__Data records__
_ _ _ _ _
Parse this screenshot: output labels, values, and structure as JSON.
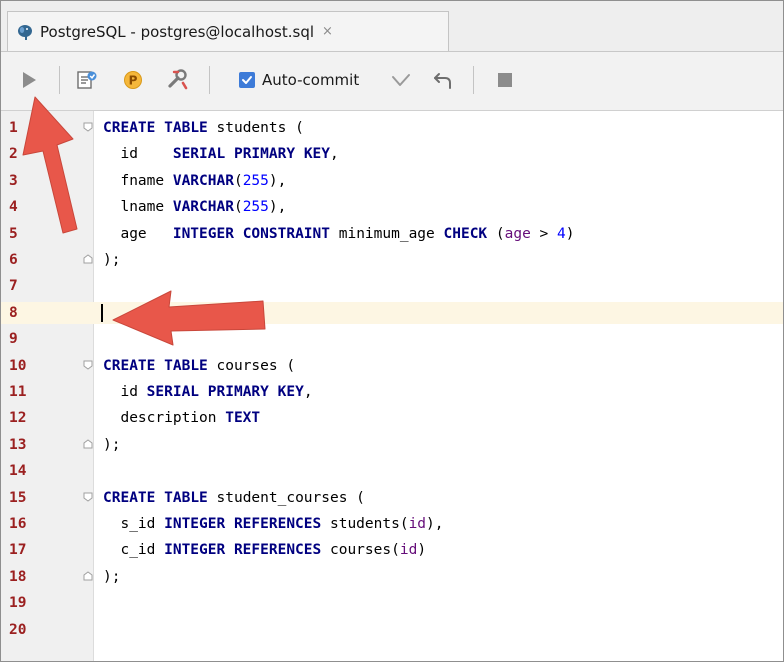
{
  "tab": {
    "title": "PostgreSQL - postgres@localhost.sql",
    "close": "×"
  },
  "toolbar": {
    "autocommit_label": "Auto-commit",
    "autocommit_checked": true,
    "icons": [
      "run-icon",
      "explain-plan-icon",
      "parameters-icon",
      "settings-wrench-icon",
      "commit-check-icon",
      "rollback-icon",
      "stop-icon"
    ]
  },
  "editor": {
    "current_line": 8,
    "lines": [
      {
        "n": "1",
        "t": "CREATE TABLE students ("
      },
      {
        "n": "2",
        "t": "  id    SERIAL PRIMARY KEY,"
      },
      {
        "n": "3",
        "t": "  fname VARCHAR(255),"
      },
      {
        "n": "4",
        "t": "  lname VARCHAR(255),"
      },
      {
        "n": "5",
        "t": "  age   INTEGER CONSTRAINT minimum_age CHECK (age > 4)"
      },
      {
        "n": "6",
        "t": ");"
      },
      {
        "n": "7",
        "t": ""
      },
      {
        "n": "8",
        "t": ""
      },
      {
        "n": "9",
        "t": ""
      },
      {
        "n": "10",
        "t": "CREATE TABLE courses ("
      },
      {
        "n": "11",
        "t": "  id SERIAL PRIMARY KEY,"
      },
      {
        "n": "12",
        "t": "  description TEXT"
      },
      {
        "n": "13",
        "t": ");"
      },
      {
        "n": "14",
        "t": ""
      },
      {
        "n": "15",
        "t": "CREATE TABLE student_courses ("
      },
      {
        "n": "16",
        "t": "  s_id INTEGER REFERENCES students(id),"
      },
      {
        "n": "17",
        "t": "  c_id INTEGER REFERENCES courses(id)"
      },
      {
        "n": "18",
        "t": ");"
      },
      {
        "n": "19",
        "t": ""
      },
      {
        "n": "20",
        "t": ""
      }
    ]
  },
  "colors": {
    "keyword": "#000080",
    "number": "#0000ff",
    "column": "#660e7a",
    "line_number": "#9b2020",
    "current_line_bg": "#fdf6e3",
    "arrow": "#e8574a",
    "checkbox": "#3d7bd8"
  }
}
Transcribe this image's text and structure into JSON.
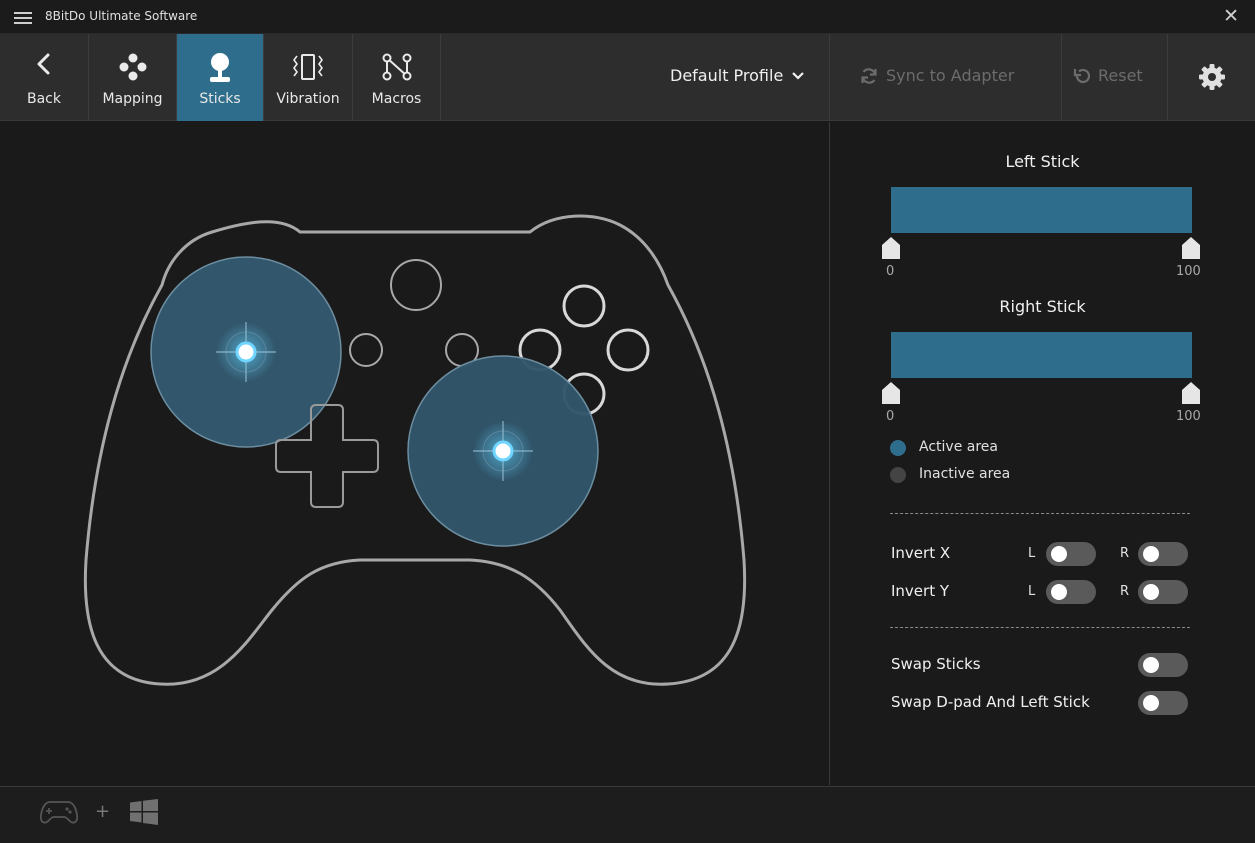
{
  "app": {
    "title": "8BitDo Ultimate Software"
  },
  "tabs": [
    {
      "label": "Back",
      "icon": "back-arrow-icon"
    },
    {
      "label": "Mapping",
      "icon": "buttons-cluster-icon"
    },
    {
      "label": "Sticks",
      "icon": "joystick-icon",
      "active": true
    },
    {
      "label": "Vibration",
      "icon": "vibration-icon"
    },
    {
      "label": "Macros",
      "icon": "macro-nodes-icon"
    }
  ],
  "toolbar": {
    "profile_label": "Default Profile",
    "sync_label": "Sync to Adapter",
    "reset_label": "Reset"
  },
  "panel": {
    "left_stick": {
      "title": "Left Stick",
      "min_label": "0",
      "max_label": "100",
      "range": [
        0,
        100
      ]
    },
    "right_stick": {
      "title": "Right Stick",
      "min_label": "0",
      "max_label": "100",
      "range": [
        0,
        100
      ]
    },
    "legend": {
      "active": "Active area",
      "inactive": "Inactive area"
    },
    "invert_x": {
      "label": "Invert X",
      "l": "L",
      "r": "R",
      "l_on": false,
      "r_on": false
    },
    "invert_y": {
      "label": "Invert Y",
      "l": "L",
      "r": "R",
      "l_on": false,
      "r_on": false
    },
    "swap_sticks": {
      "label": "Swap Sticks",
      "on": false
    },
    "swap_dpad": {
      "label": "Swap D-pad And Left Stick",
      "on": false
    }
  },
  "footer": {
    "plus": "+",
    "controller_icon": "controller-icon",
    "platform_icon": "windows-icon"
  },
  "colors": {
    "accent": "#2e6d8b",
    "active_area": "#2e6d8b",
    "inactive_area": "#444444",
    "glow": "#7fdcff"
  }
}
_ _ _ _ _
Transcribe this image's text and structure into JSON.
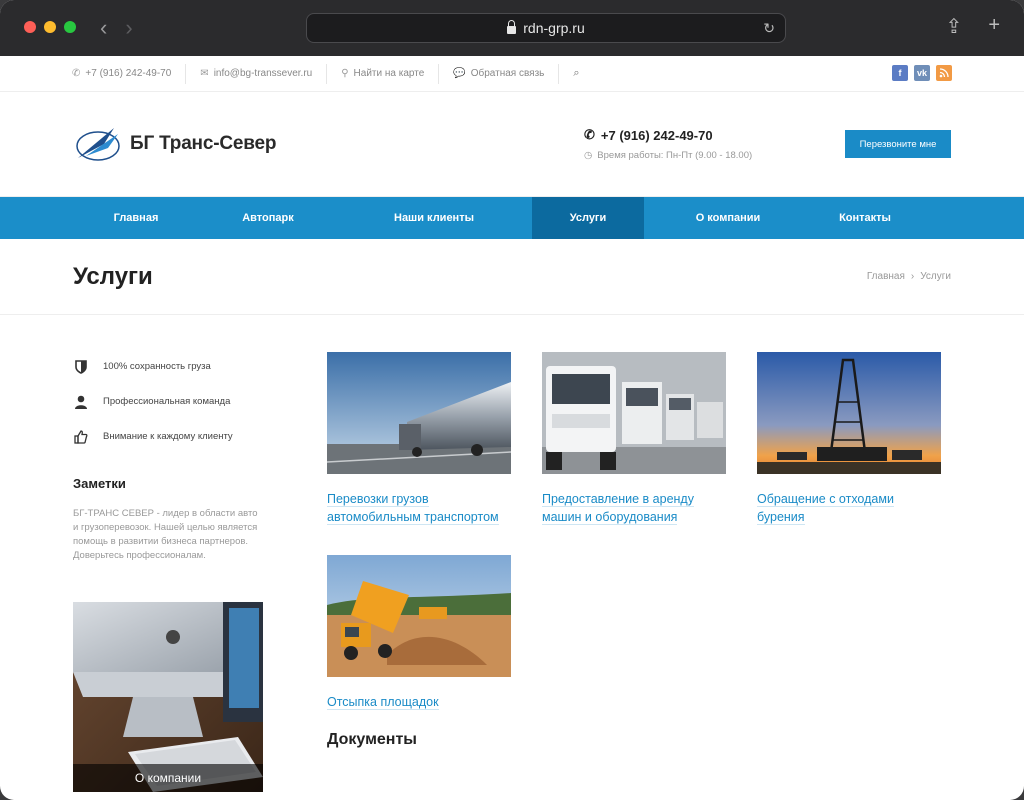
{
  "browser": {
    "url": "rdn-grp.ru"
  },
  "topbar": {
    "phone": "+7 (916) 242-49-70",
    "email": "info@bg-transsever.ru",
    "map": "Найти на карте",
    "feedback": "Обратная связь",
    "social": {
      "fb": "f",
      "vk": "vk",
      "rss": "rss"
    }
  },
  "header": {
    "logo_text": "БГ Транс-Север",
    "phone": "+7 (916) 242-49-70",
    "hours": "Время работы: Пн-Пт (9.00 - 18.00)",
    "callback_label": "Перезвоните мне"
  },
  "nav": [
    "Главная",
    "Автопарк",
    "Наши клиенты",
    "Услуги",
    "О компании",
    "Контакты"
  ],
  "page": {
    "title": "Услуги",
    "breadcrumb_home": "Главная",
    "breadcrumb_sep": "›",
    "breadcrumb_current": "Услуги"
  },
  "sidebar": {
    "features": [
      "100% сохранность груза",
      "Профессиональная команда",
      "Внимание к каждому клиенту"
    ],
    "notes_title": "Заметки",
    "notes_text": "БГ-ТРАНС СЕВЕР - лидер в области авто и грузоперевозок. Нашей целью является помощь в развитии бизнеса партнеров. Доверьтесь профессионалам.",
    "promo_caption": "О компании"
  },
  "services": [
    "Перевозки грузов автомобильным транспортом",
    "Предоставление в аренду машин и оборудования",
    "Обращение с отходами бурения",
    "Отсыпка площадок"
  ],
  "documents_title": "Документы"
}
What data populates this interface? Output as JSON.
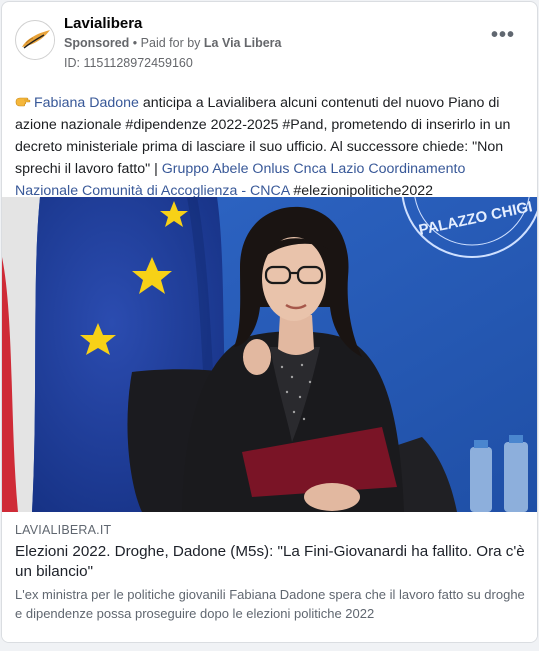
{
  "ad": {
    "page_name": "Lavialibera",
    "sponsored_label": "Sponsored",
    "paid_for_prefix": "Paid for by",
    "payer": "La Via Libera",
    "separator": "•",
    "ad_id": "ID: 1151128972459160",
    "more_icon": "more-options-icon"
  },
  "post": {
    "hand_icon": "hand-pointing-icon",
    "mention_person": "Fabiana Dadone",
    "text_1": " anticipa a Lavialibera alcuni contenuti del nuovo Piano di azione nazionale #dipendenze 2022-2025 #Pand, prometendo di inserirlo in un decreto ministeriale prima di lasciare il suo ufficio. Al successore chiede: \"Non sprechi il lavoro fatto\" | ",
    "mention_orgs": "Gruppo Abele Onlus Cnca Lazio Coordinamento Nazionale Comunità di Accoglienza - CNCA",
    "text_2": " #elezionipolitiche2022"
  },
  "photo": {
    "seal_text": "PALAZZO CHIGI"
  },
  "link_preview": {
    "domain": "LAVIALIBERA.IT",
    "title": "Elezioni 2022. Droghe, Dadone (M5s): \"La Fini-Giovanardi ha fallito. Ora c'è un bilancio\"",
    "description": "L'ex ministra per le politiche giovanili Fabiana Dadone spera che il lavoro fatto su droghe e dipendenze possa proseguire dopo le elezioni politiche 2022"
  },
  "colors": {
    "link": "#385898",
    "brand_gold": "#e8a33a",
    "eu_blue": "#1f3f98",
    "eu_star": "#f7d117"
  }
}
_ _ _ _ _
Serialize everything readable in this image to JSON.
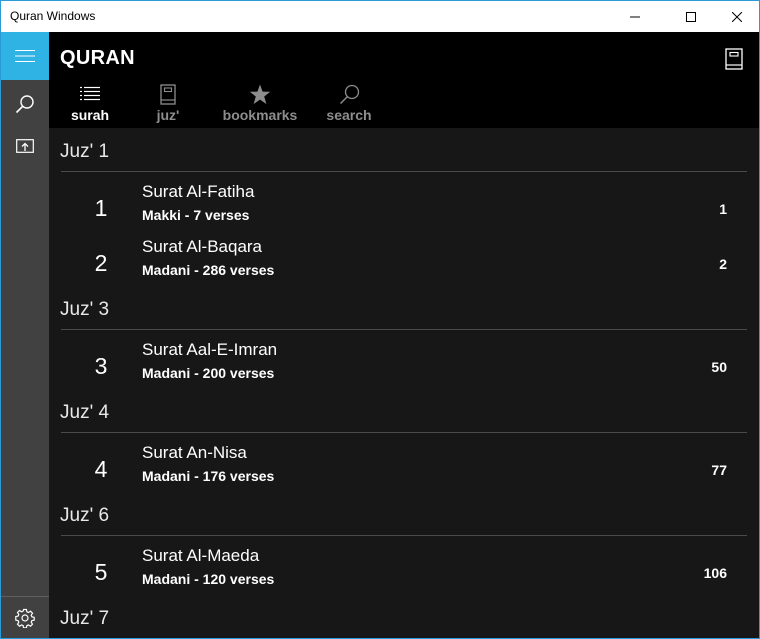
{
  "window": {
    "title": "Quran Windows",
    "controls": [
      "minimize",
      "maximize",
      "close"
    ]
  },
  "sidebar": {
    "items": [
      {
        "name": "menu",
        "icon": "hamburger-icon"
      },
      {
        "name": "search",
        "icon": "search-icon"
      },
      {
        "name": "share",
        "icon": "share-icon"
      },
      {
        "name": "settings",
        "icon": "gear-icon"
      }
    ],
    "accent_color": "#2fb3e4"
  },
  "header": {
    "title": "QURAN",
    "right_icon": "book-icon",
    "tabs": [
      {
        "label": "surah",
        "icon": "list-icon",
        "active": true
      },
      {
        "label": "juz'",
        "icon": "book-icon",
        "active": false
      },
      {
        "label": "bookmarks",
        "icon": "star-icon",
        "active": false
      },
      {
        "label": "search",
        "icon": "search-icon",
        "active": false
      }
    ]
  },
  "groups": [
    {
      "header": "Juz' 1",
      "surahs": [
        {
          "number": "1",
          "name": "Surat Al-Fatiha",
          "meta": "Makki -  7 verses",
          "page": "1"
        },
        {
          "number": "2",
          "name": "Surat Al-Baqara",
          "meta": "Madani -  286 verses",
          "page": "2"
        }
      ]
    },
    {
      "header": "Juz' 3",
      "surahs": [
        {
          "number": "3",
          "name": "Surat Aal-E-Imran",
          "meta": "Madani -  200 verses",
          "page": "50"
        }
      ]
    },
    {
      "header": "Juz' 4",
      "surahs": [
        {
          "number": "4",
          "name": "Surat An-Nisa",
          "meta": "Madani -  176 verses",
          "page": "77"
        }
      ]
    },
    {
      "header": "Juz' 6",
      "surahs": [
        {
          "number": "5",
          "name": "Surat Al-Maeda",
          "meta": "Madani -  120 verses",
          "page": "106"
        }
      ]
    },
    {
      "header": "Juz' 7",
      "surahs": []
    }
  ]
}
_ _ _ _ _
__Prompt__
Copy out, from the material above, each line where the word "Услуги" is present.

__Solution for this exercise__
    "Услуги",
    "title": "Услуги",
    "breadcrumb_current": "Услуги"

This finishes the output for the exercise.